As predicted by Skymet Weather, Northeast India, where the economy is primarily based on agricultural activities, is reeling under a deficit rainfall (June to September – 35%) condition, which has already posed serious danger to cultivation of paddy (especially in the month of July).
Reports reveal that the number of monsoon rainfall deficient years in the Northeast has been growing since 2001. Arunachal Pradesh Meteorological Sub-division has recorded five monsoon rainfall deficient years, while the Assam-Meghalaya Meteorological Subdivision recorded six monsoon rainfall deficient years, with the Nagaland-Manipur-Mizoram-Tripura Meteorological Sub-division recording four monsoon rainfall deficient years since 2001.
Further figures show, month of July was the driest this monsoon as Arunachal Pradesh, Assam and other NE states received very little rain.
According to Arunachal Meteorology Subdivision, the state faced a deficit of 36%, while Assam and the NMMT(Nagaland, Meghalaya, Mizoram, Tripura) belt were reeling under a 45% and 61% rainfall deficit respectively, till the month of July.

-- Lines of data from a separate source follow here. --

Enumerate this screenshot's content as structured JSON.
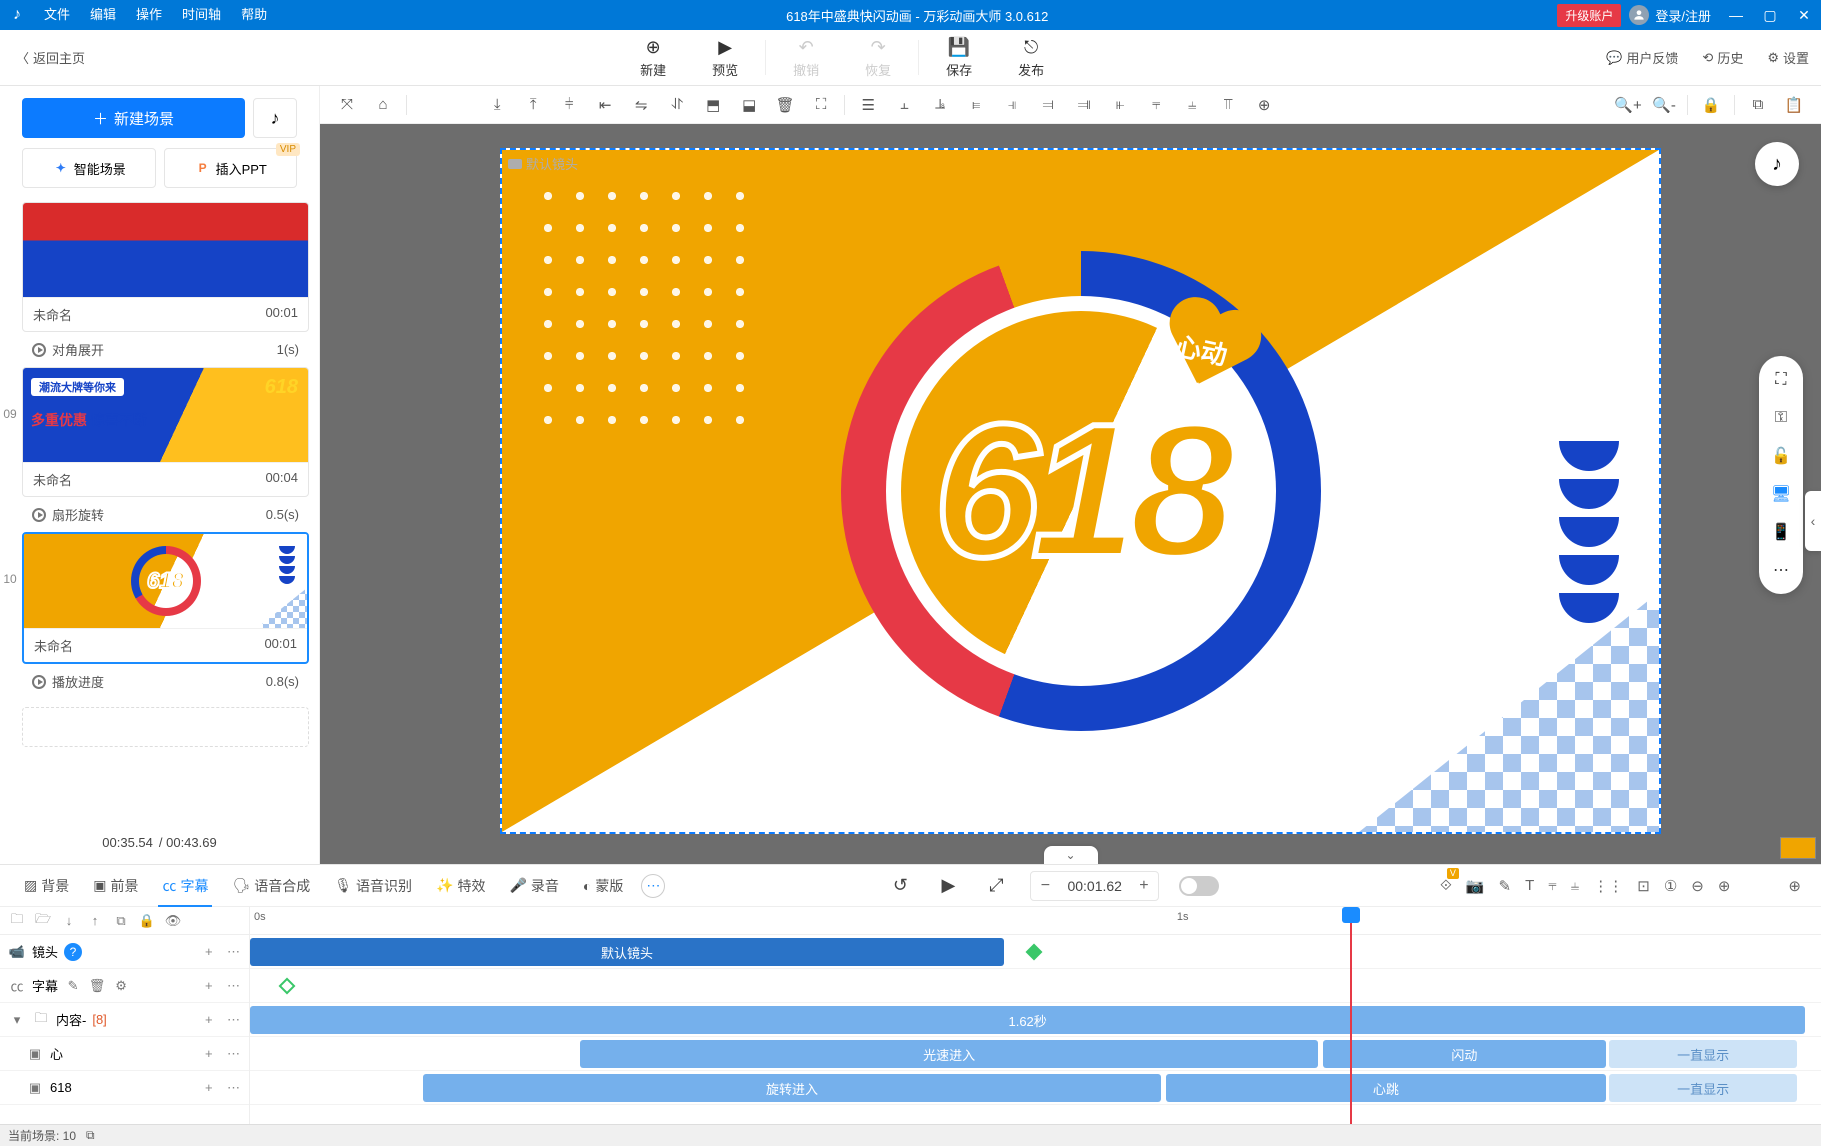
{
  "menu": {
    "file": "文件",
    "edit": "编辑",
    "operate": "操作",
    "timeline": "时间轴",
    "help": "帮助"
  },
  "title": "618年中盛典快闪动画 - 万彩动画大师 3.0.612",
  "title_bar": {
    "upgrade": "升级账户",
    "login": "登录/注册"
  },
  "top": {
    "back": "返回主页",
    "new": "新建",
    "preview": "预览",
    "undo": "撤销",
    "redo": "恢复",
    "save": "保存",
    "publish": "发布",
    "feedback": "用户反馈",
    "history": "历史",
    "settings": "设置"
  },
  "scenes": {
    "new_btn": "新建场景",
    "ai_scene": "智能场景",
    "insert_ppt": "插入PPT",
    "items": [
      {
        "idx": "",
        "name": "未命名",
        "time": "00:01",
        "trans_name": "对角展开",
        "trans_dur": "1(s)"
      },
      {
        "idx": "09",
        "name": "未命名",
        "time": "00:04",
        "trans_name": "扇形旋转",
        "trans_dur": "0.5(s)"
      },
      {
        "idx": "10",
        "name": "未命名",
        "time": "00:01",
        "trans_name": "播放进度",
        "trans_dur": "0.8(s)"
      }
    ],
    "cur": "00:35.54",
    "total": "/ 00:43.69"
  },
  "canvas": {
    "default_cam": "默认镜头",
    "big_text": "618",
    "heart_text": "心动"
  },
  "panel": {
    "tabs": [
      "背景",
      "前景",
      "字幕",
      "语音合成",
      "语音识别",
      "特效",
      "录音",
      "蒙版"
    ],
    "active": 2,
    "time": "00:01.62",
    "ruler": [
      "0s",
      "1s"
    ]
  },
  "tracks": {
    "cam": "镜头",
    "subtitle": "字幕",
    "content": "内容-",
    "content_count": "[8]",
    "heart": "心",
    "num": "618",
    "default_cam_clip": "默认镜头",
    "dur_clip": "1.62秒",
    "light_enter": "光速进入",
    "flash": "闪动",
    "always1": "一直显示",
    "rotate_enter": "旋转进入",
    "heartbeat": "心跳",
    "always2": "一直显示"
  },
  "status": {
    "scene": "当前场景: 10"
  }
}
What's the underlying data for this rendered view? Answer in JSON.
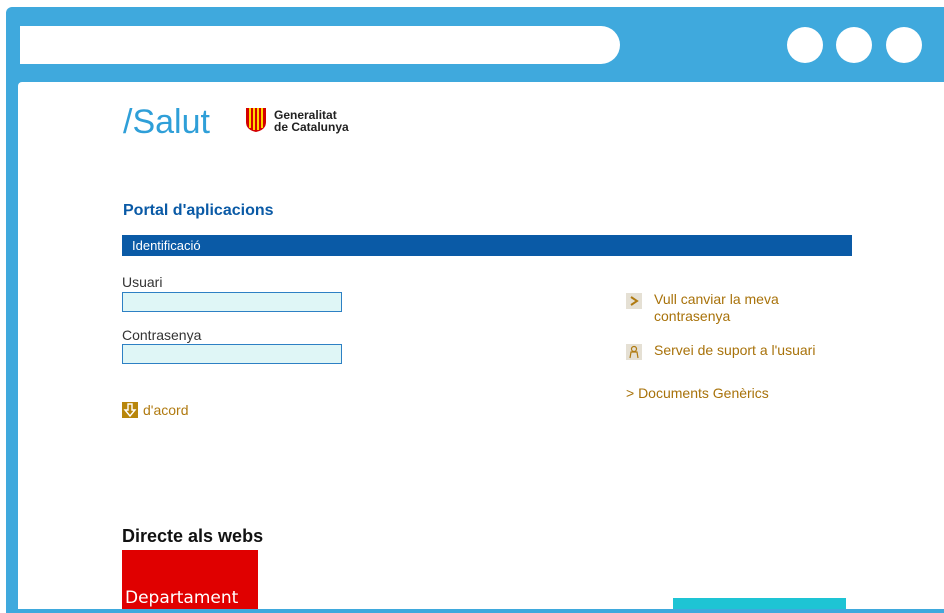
{
  "browser": {
    "url": "",
    "window_buttons": [
      "circle",
      "circle",
      "circle"
    ]
  },
  "header": {
    "salut_logo": "/Salut",
    "gencat_line1": "Generalitat",
    "gencat_line2": "de Catalunya"
  },
  "portal": {
    "title": "Portal d'aplicacions",
    "section": "Identificació"
  },
  "login": {
    "user_label": "Usuari",
    "user_value": "",
    "password_label": "Contrasenya",
    "password_value": "",
    "submit_label": "d'acord"
  },
  "links": {
    "change_password": "Vull canviar la meva contrasenya",
    "support": "Servei de suport a l'usuari",
    "documents": "> Documents Genèrics"
  },
  "directe": {
    "title": "Directe als webs",
    "dept_label": "Departament"
  },
  "colors": {
    "chrome": "#3fa9dd",
    "brand_blue": "#0a5aa6",
    "link_gold": "#a8720a",
    "dept_red": "#e00000",
    "cyan": "#1ec4d4"
  }
}
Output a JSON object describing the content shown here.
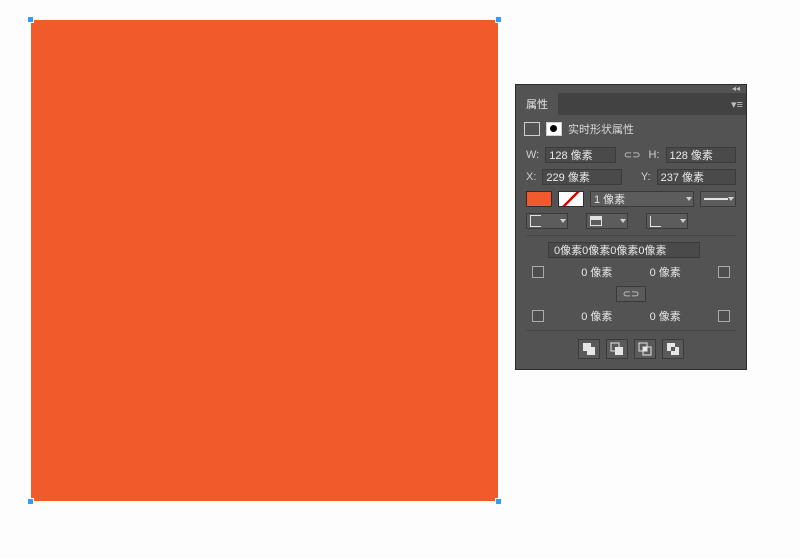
{
  "canvas": {
    "shape_fill": "#f15a2b"
  },
  "panel": {
    "tab_label": "属性",
    "section_title": "实时形状属性",
    "dim": {
      "w_label": "W:",
      "w_value": "128 像素",
      "h_label": "H:",
      "h_value": "128 像素",
      "x_label": "X:",
      "x_value": "229 像素",
      "y_label": "Y:",
      "y_value": "237 像素"
    },
    "stroke": {
      "fill_color": "#f15a2b",
      "weight": "1 像素",
      "cap_value": "",
      "align_value": "",
      "style_value": ""
    },
    "corners": {
      "summary": "0像素0像素0像素0像素",
      "tl": "0 像素",
      "tr": "0 像素",
      "bl": "0 像素",
      "br": "0 像素"
    }
  }
}
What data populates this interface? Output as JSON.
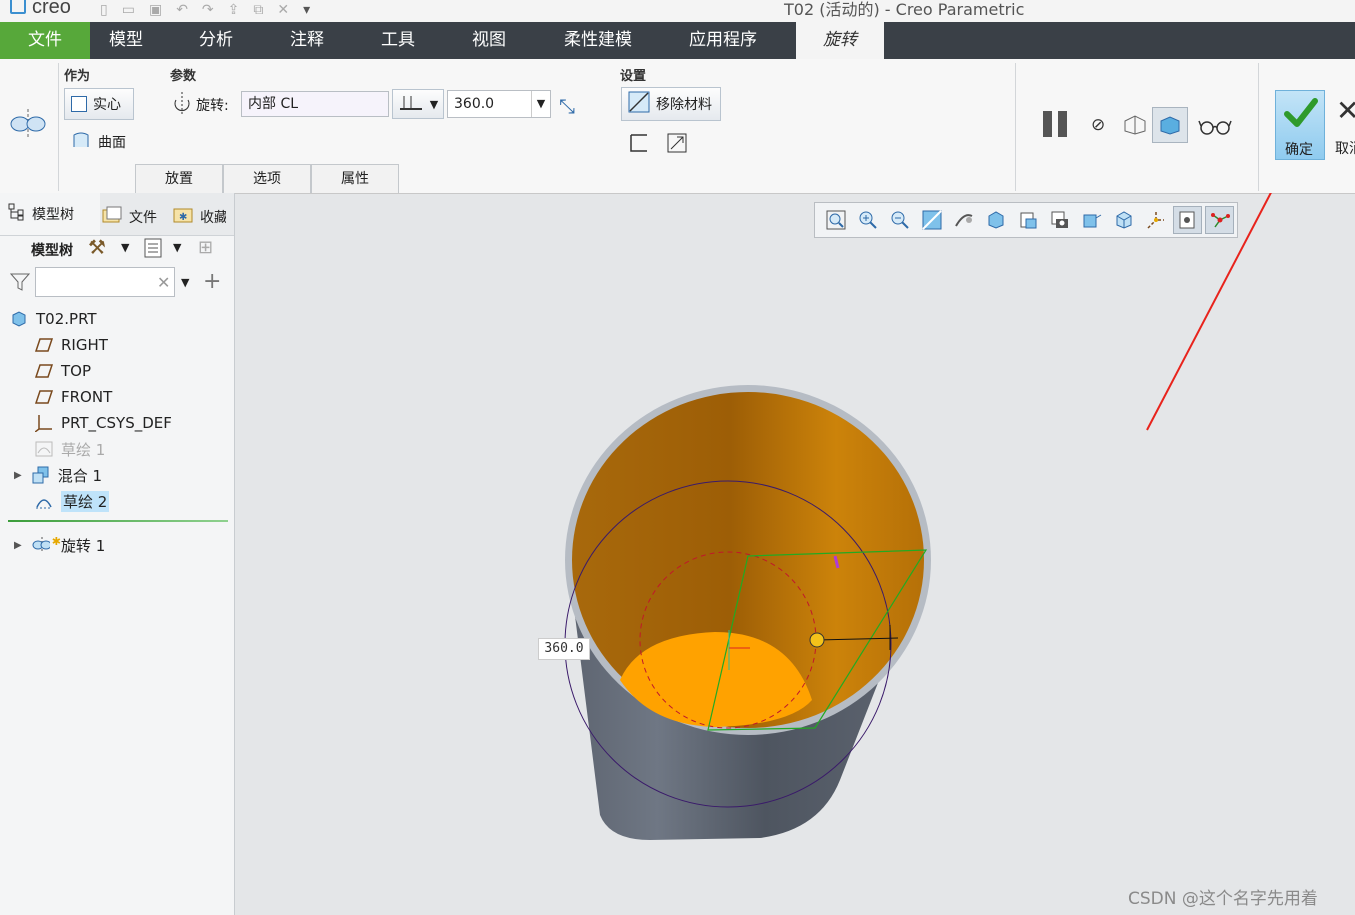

Since only six per cent of the state`s cultivable land has access to irrigation facility, farmers organization in Assam this year, raised an alarm over the deficit rainfall situation and exhorted upon the state government to undertake emergency measures to tackle the imminent ‘drought like situation’.
“Having a look at the major city figures, we see that there has been a deficit of 25%, 32%, 15% in Guwahati, Agartala and Imphal respectively, for the entire monsoon season (June to Sept), informs Samar Chaudhury, a senior meteorologist at Skymet Weather. “Sadly so, one of the wettest states in the world, Cherrapunji, has also suffered a rain deficit of 16% so far, with only 3749mm of rain recorded, as opposed to the normal of 4455mm”, added Chaudhury.
“As compared to last year, the rainfall deficit figures are way more this year. Last year, the rainfall figures in most parts of northeast India, except Agartala, hovered around the normal average. The reasons are many. This year, only one depression formed in the Bay of Bengal and all the low pressure systems that did form went westwards, towards central India, giving heavy rain at Orissa, Madhya Pradesh and Gujarat”, says Mahesh Palawat, head of the Meteorological team at Skymet.
“Also, no major western disturbance affected the Indian subcontinent this year. These western disturbances usually move towards northeast India, after affecting north India. Therefore it was just the monsoon trough giving rain to the northeast sector. And it was due to little scattered rain this year that the mercury rose to absurd levels”, Palawat added further.
This monsoon maximums rose to 38 degrees in many parts of Arunachal Pradesh. Assam too, was seen recording 35 degree Celsius, continuously in the month of July and August, due to little rain”,
Some believe, other than the uncontrollable weather related factors, it is the direct interference of humans with the nature, i.e. building too many dams and diverting major rivers, that has been the major reason for decreased rainfall activity over the years in the northeast.